• [DESCRIPTION OF THE TASK]: Go through the data line by line. Copy each one holding the string "四隅あり".

• [SUPPLIED MATERIAL]:
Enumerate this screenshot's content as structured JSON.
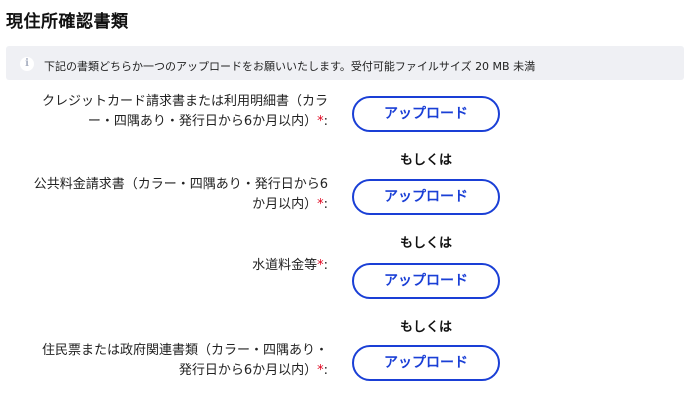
{
  "page_title": "現住所確認書類",
  "notice": {
    "icon": "info-icon",
    "text": "下記の書類どちらか一つのアップロードをお願いいたします。受付可能ファイルサイズ 20 MB 未満"
  },
  "documents": [
    {
      "label_line1": "クレジットカード請求書または利用明細書（カラ",
      "label_line2": "ー・四隅あり・発行日から6か月以内）",
      "required": "*",
      "colon": ":",
      "button": "アップロード"
    },
    {
      "label_line1": "公共料金請求書（カラー・四隅あり・発行日から6",
      "label_line2": "か月以内）",
      "required": "*",
      "colon": ":",
      "button": "アップロード"
    },
    {
      "label_line1": "水道料金等",
      "required": "*",
      "colon": ":",
      "button": "アップロード"
    },
    {
      "label_line1": "住民票または政府関連書類（カラー・四隅あり・",
      "label_line2": "発行日から6か月以内）",
      "required": "*",
      "colon": ":",
      "button": "アップロード"
    }
  ],
  "or_text": "もしくは",
  "colors": {
    "accent": "#1a3fd6",
    "required": "#e0001b",
    "notice_bg": "#eff0f4"
  }
}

• [EXPECTED ANSWER]:
      "label_line2": "ー・四隅あり・発行日から6か月以内）",
      "label_line1": "公共料金請求書（カラー・四隅あり・発行日から6",
      "label_line1": "住民票または政府関連書類（カラー・四隅あり・",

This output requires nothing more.